Description of the task
For the records that follow, restate each one word for word and leave the images behind.

Material supplied
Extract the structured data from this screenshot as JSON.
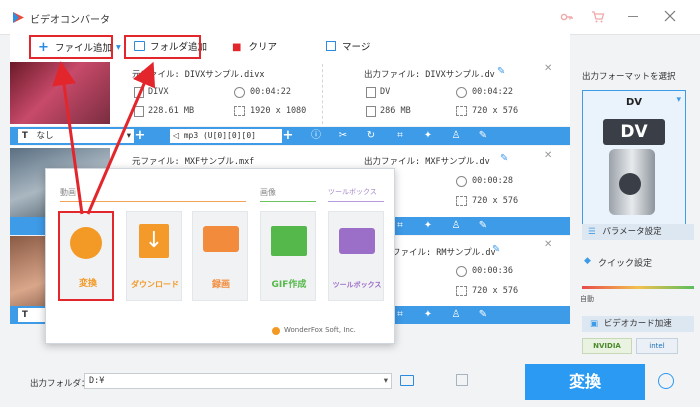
{
  "app": {
    "title": "ビデオコンバータ"
  },
  "toolbar": {
    "add_file": "ファイル追加",
    "add_folder": "フォルダ追加",
    "clear": "クリア",
    "merge": "マージ"
  },
  "files": [
    {
      "source_name": "元ファイル: DIVXサンプル.divx",
      "source_format": "DIVX",
      "source_duration": "00:04:22",
      "source_size": "228.61 MB",
      "source_resolution": "1920 x 1080",
      "output_name": "出力ファイル: DIVXサンプル.dv",
      "output_format": "DV",
      "output_duration": "00:04:22",
      "output_size": "286 MB",
      "output_resolution": "720 x 576",
      "subtitle": "なし",
      "audio": "mp3 (U[0][0][0]"
    },
    {
      "source_name": "元ファイル: MXFサンプル.mxf",
      "output_name": "出力ファイル: MXFサンプル.dv",
      "output_duration": "00:00:28",
      "output_resolution": "720 x 576"
    },
    {
      "output_name": "ファイル: RMサンプル.dv",
      "output_duration": "00:00:36",
      "output_resolution": "720 x 576"
    }
  ],
  "popup": {
    "sections": [
      "動画",
      "画像",
      "ツールボックス"
    ],
    "tools": [
      "変換",
      "ダウンロード",
      "録画",
      "GIF作成",
      "ツールボックス"
    ],
    "brand": "WonderFox Soft, Inc."
  },
  "right_panel": {
    "heading": "出力フォーマットを選択",
    "format": "DV",
    "format_icon_text": "DV",
    "param_settings": "パラメータ設定",
    "quick_settings": "クイック設定",
    "slider_label": "自動",
    "gpu_accel": "ビデオカード加速",
    "nvidia": "NVIDIA",
    "intel": "intel"
  },
  "bottom": {
    "output_folder_label": "出力フォルダ：",
    "output_folder_value": "D:¥",
    "convert_button": "変換"
  },
  "colors": {
    "accent_blue": "#3e9be8",
    "convert_blue": "#2b9af3",
    "highlight_red": "#e3262c",
    "convert_orange": "#f39a26",
    "download_orange": "#f39a2a",
    "record_orange": "#f28b3b",
    "gif_green": "#55b84a",
    "toolbox_purple": "#9b6ec8"
  }
}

Written answer
Extract the structured data from this screenshot as JSON.
{
  "app": {
    "title": "ビデオコンバータ"
  },
  "toolbar": {
    "add_file": "ファイル追加",
    "add_folder": "フォルダ追加",
    "clear": "クリア",
    "merge": "マージ"
  },
  "files": [
    {
      "source_name": "元ファイル: DIVXサンプル.divx",
      "source_format": "DIVX",
      "source_duration": "00:04:22",
      "source_size": "228.61 MB",
      "source_resolution": "1920 x 1080",
      "output_name": "出力ファイル: DIVXサンプル.dv",
      "output_format": "DV",
      "output_duration": "00:04:22",
      "output_size": "286 MB",
      "output_resolution": "720 x 576",
      "subtitle": "なし",
      "audio": "mp3 (U[0][0][0]"
    },
    {
      "source_name": "元ファイル: MXFサンプル.mxf",
      "output_name": "出力ファイル: MXFサンプル.dv",
      "output_duration": "00:00:28",
      "output_resolution": "720 x 576"
    },
    {
      "output_name": "ファイル: RMサンプル.dv",
      "output_duration": "00:00:36",
      "output_resolution": "720 x 576"
    }
  ],
  "popup": {
    "sections": [
      "動画",
      "画像",
      "ツールボックス"
    ],
    "tools": [
      "変換",
      "ダウンロード",
      "録画",
      "GIF作成",
      "ツールボックス"
    ],
    "brand": "WonderFox Soft, Inc."
  },
  "right_panel": {
    "heading": "出力フォーマットを選択",
    "format": "DV",
    "format_icon_text": "DV",
    "param_settings": "パラメータ設定",
    "quick_settings": "クイック設定",
    "slider_label": "自動",
    "gpu_accel": "ビデオカード加速",
    "nvidia": "NVIDIA",
    "intel": "intel"
  },
  "bottom": {
    "output_folder_label": "出力フォルダ：",
    "output_folder_value": "D:¥",
    "convert_button": "変換"
  },
  "colors": {
    "accent_blue": "#3e9be8",
    "convert_blue": "#2b9af3",
    "highlight_red": "#e3262c",
    "convert_orange": "#f39a26",
    "download_orange": "#f39a2a",
    "record_orange": "#f28b3b",
    "gif_green": "#55b84a",
    "toolbox_purple": "#9b6ec8"
  }
}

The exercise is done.